Exercise
Using the data that follows, say how many lines contain the word "this", giving the number by itself.
====== Records for the task ======
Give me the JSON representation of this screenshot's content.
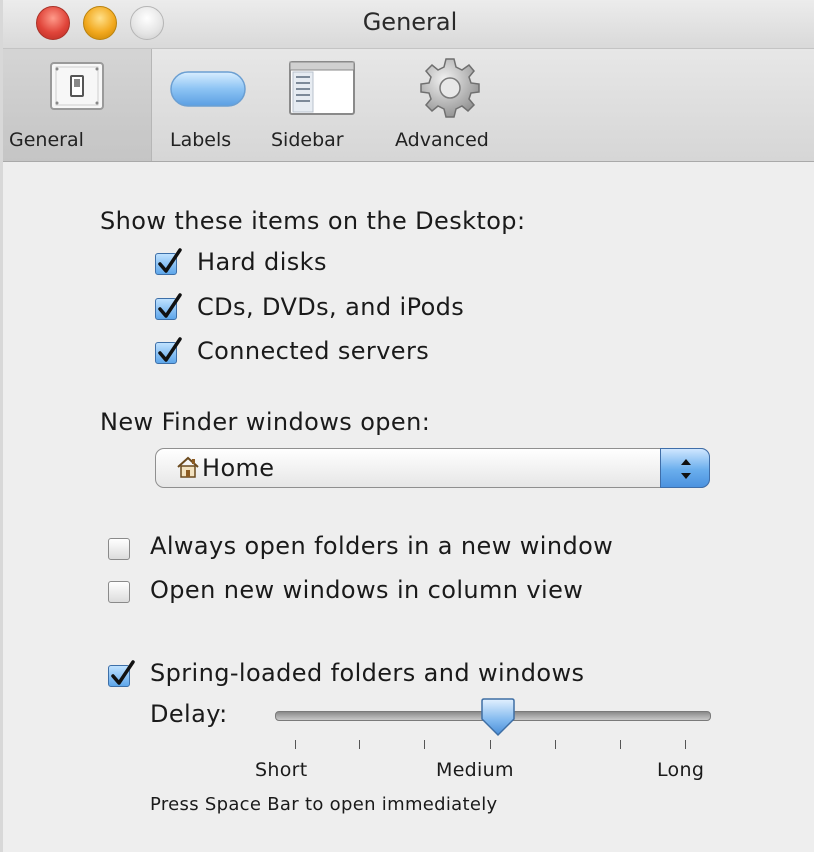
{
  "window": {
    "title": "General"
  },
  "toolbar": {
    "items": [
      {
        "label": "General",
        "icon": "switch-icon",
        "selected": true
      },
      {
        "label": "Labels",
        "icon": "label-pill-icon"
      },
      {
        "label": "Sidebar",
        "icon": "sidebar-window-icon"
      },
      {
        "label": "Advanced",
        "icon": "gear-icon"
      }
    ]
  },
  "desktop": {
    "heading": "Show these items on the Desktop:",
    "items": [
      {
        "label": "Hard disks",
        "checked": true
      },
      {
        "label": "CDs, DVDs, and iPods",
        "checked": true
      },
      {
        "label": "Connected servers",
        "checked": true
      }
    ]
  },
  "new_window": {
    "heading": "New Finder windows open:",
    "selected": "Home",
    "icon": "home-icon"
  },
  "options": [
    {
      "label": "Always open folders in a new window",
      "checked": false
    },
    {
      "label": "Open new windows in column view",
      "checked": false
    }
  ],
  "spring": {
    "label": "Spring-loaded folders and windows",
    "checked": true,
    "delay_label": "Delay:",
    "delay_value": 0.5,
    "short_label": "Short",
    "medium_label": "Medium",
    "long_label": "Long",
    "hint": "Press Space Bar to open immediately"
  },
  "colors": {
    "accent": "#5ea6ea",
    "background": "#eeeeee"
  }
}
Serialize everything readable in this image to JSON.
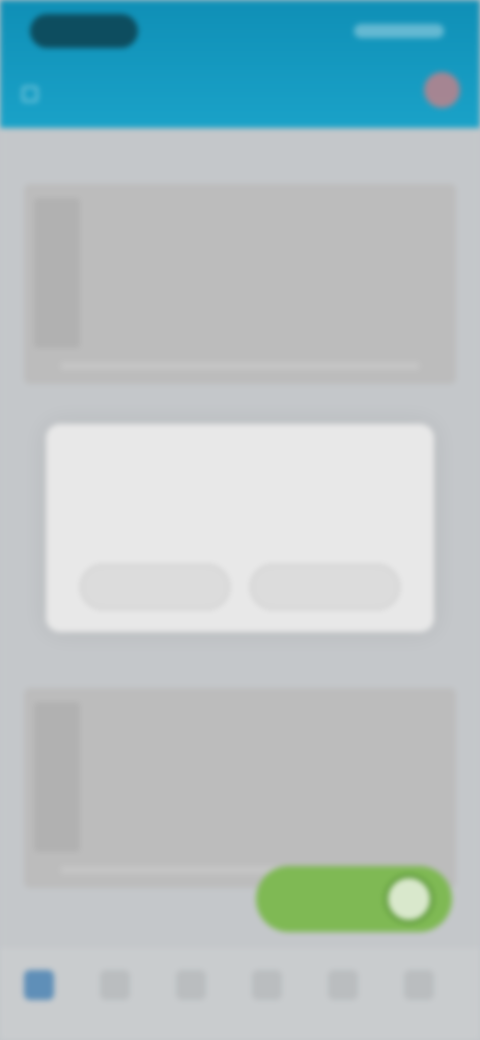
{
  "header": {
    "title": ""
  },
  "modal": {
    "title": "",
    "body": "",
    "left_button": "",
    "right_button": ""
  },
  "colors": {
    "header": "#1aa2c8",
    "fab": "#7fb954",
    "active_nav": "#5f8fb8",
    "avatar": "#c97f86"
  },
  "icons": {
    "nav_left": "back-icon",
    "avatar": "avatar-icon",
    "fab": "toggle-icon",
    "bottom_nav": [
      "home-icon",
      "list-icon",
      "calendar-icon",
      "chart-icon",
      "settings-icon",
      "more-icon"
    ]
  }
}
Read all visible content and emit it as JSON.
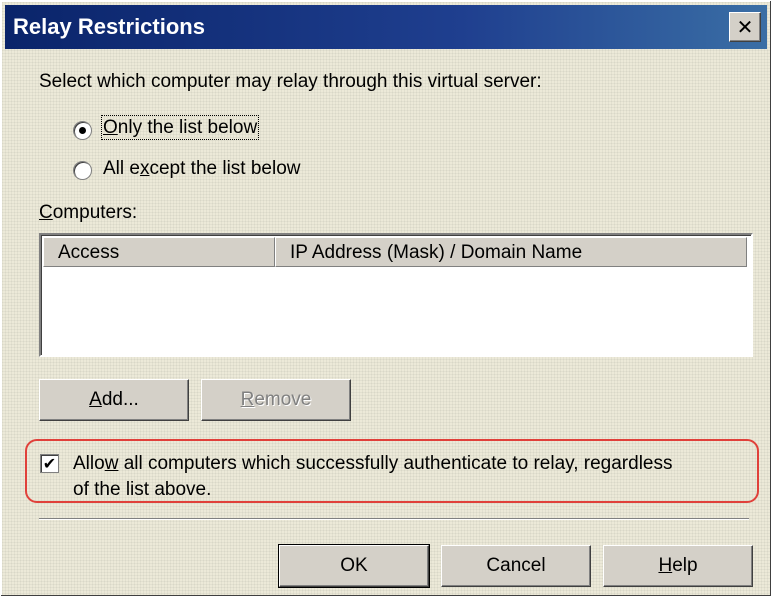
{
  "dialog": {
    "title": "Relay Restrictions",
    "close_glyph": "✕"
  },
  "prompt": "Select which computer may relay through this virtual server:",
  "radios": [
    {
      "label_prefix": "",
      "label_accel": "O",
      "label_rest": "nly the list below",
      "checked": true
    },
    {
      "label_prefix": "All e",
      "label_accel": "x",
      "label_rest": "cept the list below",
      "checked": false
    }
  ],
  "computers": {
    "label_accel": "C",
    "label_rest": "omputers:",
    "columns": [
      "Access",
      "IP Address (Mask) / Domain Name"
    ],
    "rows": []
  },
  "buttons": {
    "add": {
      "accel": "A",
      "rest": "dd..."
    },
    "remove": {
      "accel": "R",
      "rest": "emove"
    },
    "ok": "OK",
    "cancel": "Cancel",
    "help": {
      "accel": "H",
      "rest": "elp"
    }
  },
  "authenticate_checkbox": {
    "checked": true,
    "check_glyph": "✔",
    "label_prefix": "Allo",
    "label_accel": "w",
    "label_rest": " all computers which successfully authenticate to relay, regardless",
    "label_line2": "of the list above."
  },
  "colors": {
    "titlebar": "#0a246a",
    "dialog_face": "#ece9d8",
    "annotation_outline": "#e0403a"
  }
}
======
Expected output
3